**YOUR ASSIGNMENT:**
All of the data should be given again word for word, though the images are to be left out.

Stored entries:

* * *

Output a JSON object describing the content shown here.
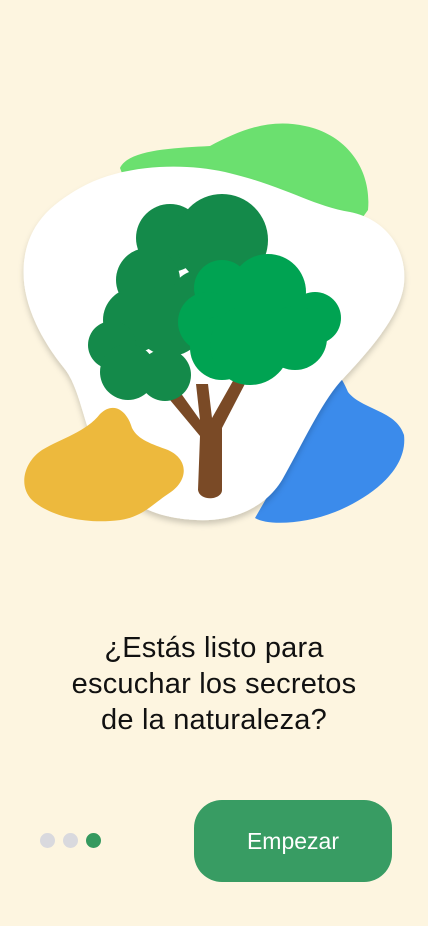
{
  "onboarding": {
    "headline_lines": [
      "¿Estás listo para",
      "escuchar los secretos",
      "de la naturaleza?"
    ],
    "pagination": {
      "total": 3,
      "current": 3
    },
    "start_button_label": "Empezar",
    "illustration_icon": "tree-icon"
  },
  "colors": {
    "background": "#FDF5E0",
    "accent_green": "#389C63",
    "tree_dark": "#148A4A",
    "tree_light": "#00A352",
    "trunk": "#7A4A26",
    "blob_green": "#6BE06F",
    "blob_blue": "#3B8BEB",
    "blob_yellow": "#EDB93D",
    "dot_inactive": "#D9D9DE"
  }
}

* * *

**RESULT:**
Output a JSON object describing the content shown here.
{
  "onboarding": {
    "headline_lines": [
      "¿Estás listo para",
      "escuchar los secretos",
      "de la naturaleza?"
    ],
    "pagination": {
      "total": 3,
      "current": 3
    },
    "start_button_label": "Empezar",
    "illustration_icon": "tree-icon"
  },
  "colors": {
    "background": "#FDF5E0",
    "accent_green": "#389C63",
    "tree_dark": "#148A4A",
    "tree_light": "#00A352",
    "trunk": "#7A4A26",
    "blob_green": "#6BE06F",
    "blob_blue": "#3B8BEB",
    "blob_yellow": "#EDB93D",
    "dot_inactive": "#D9D9DE"
  }
}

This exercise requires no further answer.